It also makes me smile because it excites me about what other data sources economists will have to leverage in the future. For example, an important part of Mian and Sufi's work on the effects of subprime mortgages was Saiz' house price elasticity data. Saiz calculated house price elasticities in metropolitan areas based on very specific geographic properties such as the percentage of area covered by water or the presence of steep terrain. He was able to generate such a thorough dataset by using satellite and topological data. Such computations, while impossible a few decades ago, are now much simpler. From the comfort of my apartment, I can easily pull up a street level map of New Delhi* and customize it using open source R. And if even I can manipulate such powerful tools from the comfort of my laptop, just imagine the new opportunities that could open up as the result of concerted research.
Other writers have commented on this "new generation" of economic data, but I think the studies discussed above add a little color on what more data really provides us.

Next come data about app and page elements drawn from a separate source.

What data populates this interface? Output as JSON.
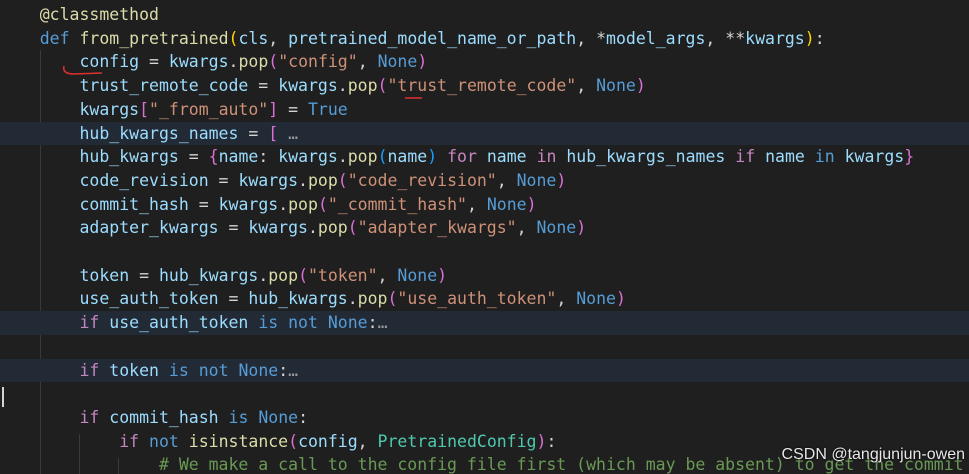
{
  "editor": {
    "lines": [
      {
        "hl": false,
        "segments": [
          [
            "    ",
            "pl"
          ],
          [
            "@classmethod",
            "dec"
          ]
        ]
      },
      {
        "hl": false,
        "segments": [
          [
            "    ",
            "pl"
          ],
          [
            "def",
            "kw"
          ],
          [
            " ",
            "pl"
          ],
          [
            "from_pretrained",
            "fn"
          ],
          [
            "(",
            "br1"
          ],
          [
            "cls",
            "par"
          ],
          [
            ", ",
            "pl"
          ],
          [
            "pretrained_model_name_or_path",
            "par"
          ],
          [
            ", *",
            "pl"
          ],
          [
            "model_args",
            "par"
          ],
          [
            ", **",
            "pl"
          ],
          [
            "kwargs",
            "par"
          ],
          [
            ")",
            "br1"
          ],
          [
            ":",
            "pl"
          ]
        ]
      },
      {
        "hl": false,
        "segments": [
          [
            "        ",
            "pl"
          ],
          [
            "config",
            "var"
          ],
          [
            " = ",
            "pl"
          ],
          [
            "kwargs",
            "var"
          ],
          [
            ".",
            "pl"
          ],
          [
            "pop",
            "fn"
          ],
          [
            "(",
            "br2"
          ],
          [
            "\"config\"",
            "str"
          ],
          [
            ", ",
            "pl"
          ],
          [
            "None",
            "kw"
          ],
          [
            ")",
            "br2"
          ]
        ]
      },
      {
        "hl": false,
        "segments": [
          [
            "        ",
            "pl"
          ],
          [
            "trust_remote_code",
            "var"
          ],
          [
            " = ",
            "pl"
          ],
          [
            "kwargs",
            "var"
          ],
          [
            ".",
            "pl"
          ],
          [
            "pop",
            "fn"
          ],
          [
            "(",
            "br2"
          ],
          [
            "\"trust_remote_code\"",
            "str"
          ],
          [
            ", ",
            "pl"
          ],
          [
            "None",
            "kw"
          ],
          [
            ")",
            "br2"
          ]
        ]
      },
      {
        "hl": false,
        "segments": [
          [
            "        ",
            "pl"
          ],
          [
            "kwargs",
            "var"
          ],
          [
            "[",
            "br2"
          ],
          [
            "\"_from_auto\"",
            "str"
          ],
          [
            "]",
            "br2"
          ],
          [
            " = ",
            "pl"
          ],
          [
            "True",
            "kw"
          ]
        ]
      },
      {
        "hl": true,
        "segments": [
          [
            "        ",
            "pl"
          ],
          [
            "hub_kwargs_names",
            "var"
          ],
          [
            " = ",
            "pl"
          ],
          [
            "[",
            "br2"
          ],
          [
            " …",
            "fold"
          ]
        ]
      },
      {
        "hl": false,
        "segments": [
          [
            "        ",
            "pl"
          ],
          [
            "hub_kwargs",
            "var"
          ],
          [
            " = ",
            "pl"
          ],
          [
            "{",
            "br2"
          ],
          [
            "name",
            "var"
          ],
          [
            ": ",
            "pl"
          ],
          [
            "kwargs",
            "var"
          ],
          [
            ".",
            "pl"
          ],
          [
            "pop",
            "fn"
          ],
          [
            "(",
            "br3"
          ],
          [
            "name",
            "var"
          ],
          [
            ")",
            "br3"
          ],
          [
            " ",
            "pl"
          ],
          [
            "for",
            "ctl"
          ],
          [
            " ",
            "pl"
          ],
          [
            "name",
            "var"
          ],
          [
            " ",
            "pl"
          ],
          [
            "in",
            "ctl"
          ],
          [
            " ",
            "pl"
          ],
          [
            "hub_kwargs_names",
            "var"
          ],
          [
            " ",
            "pl"
          ],
          [
            "if",
            "ctl"
          ],
          [
            " ",
            "pl"
          ],
          [
            "name",
            "var"
          ],
          [
            " ",
            "pl"
          ],
          [
            "in",
            "kw"
          ],
          [
            " ",
            "pl"
          ],
          [
            "kwargs",
            "var"
          ],
          [
            "}",
            "br2"
          ]
        ]
      },
      {
        "hl": false,
        "segments": [
          [
            "        ",
            "pl"
          ],
          [
            "code_revision",
            "var"
          ],
          [
            " = ",
            "pl"
          ],
          [
            "kwargs",
            "var"
          ],
          [
            ".",
            "pl"
          ],
          [
            "pop",
            "fn"
          ],
          [
            "(",
            "br2"
          ],
          [
            "\"code_revision\"",
            "str"
          ],
          [
            ", ",
            "pl"
          ],
          [
            "None",
            "kw"
          ],
          [
            ")",
            "br2"
          ]
        ]
      },
      {
        "hl": false,
        "segments": [
          [
            "        ",
            "pl"
          ],
          [
            "commit_hash",
            "var"
          ],
          [
            " = ",
            "pl"
          ],
          [
            "kwargs",
            "var"
          ],
          [
            ".",
            "pl"
          ],
          [
            "pop",
            "fn"
          ],
          [
            "(",
            "br2"
          ],
          [
            "\"_commit_hash\"",
            "str"
          ],
          [
            ", ",
            "pl"
          ],
          [
            "None",
            "kw"
          ],
          [
            ")",
            "br2"
          ]
        ]
      },
      {
        "hl": false,
        "segments": [
          [
            "        ",
            "pl"
          ],
          [
            "adapter_kwargs",
            "var"
          ],
          [
            " = ",
            "pl"
          ],
          [
            "kwargs",
            "var"
          ],
          [
            ".",
            "pl"
          ],
          [
            "pop",
            "fn"
          ],
          [
            "(",
            "br2"
          ],
          [
            "\"adapter_kwargs\"",
            "str"
          ],
          [
            ", ",
            "pl"
          ],
          [
            "None",
            "kw"
          ],
          [
            ")",
            "br2"
          ]
        ]
      },
      {
        "hl": false,
        "segments": []
      },
      {
        "hl": false,
        "segments": [
          [
            "        ",
            "pl"
          ],
          [
            "token",
            "var"
          ],
          [
            " = ",
            "pl"
          ],
          [
            "hub_kwargs",
            "var"
          ],
          [
            ".",
            "pl"
          ],
          [
            "pop",
            "fn"
          ],
          [
            "(",
            "br2"
          ],
          [
            "\"token\"",
            "str"
          ],
          [
            ", ",
            "pl"
          ],
          [
            "None",
            "kw"
          ],
          [
            ")",
            "br2"
          ]
        ]
      },
      {
        "hl": false,
        "segments": [
          [
            "        ",
            "pl"
          ],
          [
            "use_auth_token",
            "var"
          ],
          [
            " = ",
            "pl"
          ],
          [
            "hub_kwargs",
            "var"
          ],
          [
            ".",
            "pl"
          ],
          [
            "pop",
            "fn"
          ],
          [
            "(",
            "br2"
          ],
          [
            "\"use_auth_token\"",
            "str"
          ],
          [
            ", ",
            "pl"
          ],
          [
            "None",
            "kw"
          ],
          [
            ")",
            "br2"
          ]
        ]
      },
      {
        "hl": true,
        "segments": [
          [
            "        ",
            "pl"
          ],
          [
            "if",
            "ctl"
          ],
          [
            " ",
            "pl"
          ],
          [
            "use_auth_token",
            "var"
          ],
          [
            " ",
            "pl"
          ],
          [
            "is",
            "kw"
          ],
          [
            " ",
            "pl"
          ],
          [
            "not",
            "kw"
          ],
          [
            " ",
            "pl"
          ],
          [
            "None",
            "kw"
          ],
          [
            ":",
            "pl"
          ],
          [
            "…",
            "fold"
          ]
        ]
      },
      {
        "hl": false,
        "segments": []
      },
      {
        "hl": true,
        "segments": [
          [
            "        ",
            "pl"
          ],
          [
            "if",
            "ctl"
          ],
          [
            " ",
            "pl"
          ],
          [
            "token",
            "var"
          ],
          [
            " ",
            "pl"
          ],
          [
            "is",
            "kw"
          ],
          [
            " ",
            "pl"
          ],
          [
            "not",
            "kw"
          ],
          [
            " ",
            "pl"
          ],
          [
            "None",
            "kw"
          ],
          [
            ":",
            "pl"
          ],
          [
            "…",
            "fold"
          ]
        ]
      },
      {
        "hl": false,
        "segments": []
      },
      {
        "hl": false,
        "segments": [
          [
            "        ",
            "pl"
          ],
          [
            "if",
            "ctl"
          ],
          [
            " ",
            "pl"
          ],
          [
            "commit_hash",
            "var"
          ],
          [
            " ",
            "pl"
          ],
          [
            "is",
            "kw"
          ],
          [
            " ",
            "pl"
          ],
          [
            "None",
            "kw"
          ],
          [
            ":",
            "pl"
          ]
        ]
      },
      {
        "hl": false,
        "segments": [
          [
            "            ",
            "pl"
          ],
          [
            "if",
            "ctl"
          ],
          [
            " ",
            "pl"
          ],
          [
            "not",
            "kw"
          ],
          [
            " ",
            "pl"
          ],
          [
            "isinstance",
            "fn"
          ],
          [
            "(",
            "br2"
          ],
          [
            "config",
            "var"
          ],
          [
            ", ",
            "pl"
          ],
          [
            "PretrainedConfig",
            "cls"
          ],
          [
            ")",
            "br2"
          ],
          [
            ":",
            "pl"
          ]
        ]
      },
      {
        "hl": false,
        "segments": [
          [
            "                ",
            "pl"
          ],
          [
            "# We make a call to the config file first (which may be absent) to get the commit hash",
            "cmt"
          ]
        ]
      }
    ]
  },
  "watermark": "CSDN @tangjunjun-owen",
  "annotations": {
    "color": "#e03030"
  }
}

It's tempting to say that more data will give us more correlations to work with and better predictive power. This is not necessarily the case as the number of spurious and uninformative correlations necessarily increase as the amount of data analyzed rises. However, something Big Data does give us is a better way to organize all the "natural" data sitting out there in the world. When Watson was introduced, attention shifted to the possibilities that a "personal Watson" could have on tasks that involved large database searches, such as medical care or legal research. There is no reason for economists to not share in these benefits. Many clever studies pivot on a very clever design, whether rainfall shocks or regression discontinuities because of geography. Thus Big Data may become less of a tool for direct prediction, and instead become an indispensable tool for economists to identify and deploy increasingly clever instruments and natural experiment designs.
This kind of "data mining" would not be so much as for finding correlations but to enrich the datasets that we have available. As I found out this year working on a housing finance project working with the AHS, privacy is a big deal in surveys. But with the possiblity of estimating non-economic public variables such as weather or geography, we have ever more powerful tools for estimating parameters for large groups while preserving the privacy of individual people. And even if merging individual entries is always difficult when comparing multiple datasets, such common public variables would allow us to create a base set of variables to enrich any dataset and analysis.
This change in data capabilities also has implications for the intellectual tools needed by economists to understand the data. While rigorous econometrics, especially spatial econometrics, will stay very important, it may become more important than ever to have a solid foundation in economic history. In the wake of the financial crisis, it has been fashionable to talk about how economic history would have given us a better idea of how to respond to the crash. Yet even beyond these policy implications, a better understanding of economic history could motivate the mining of old data sources, such as newspapers.
A Google scholar search for "rainfall shocks" or "rainfall shock" yields about 1400 results. What will be the future analogous tool for other fields of economics?
*On google maps, go to New Delhi and start scrolling to the west. While you are amazed by the ability to discern individual streets and apartment buildings, observe the dramatic change to a checkerboard of individual farm plots. In fact, the first time I saw this I thought the graphics resolution on my computer messed up the rendering.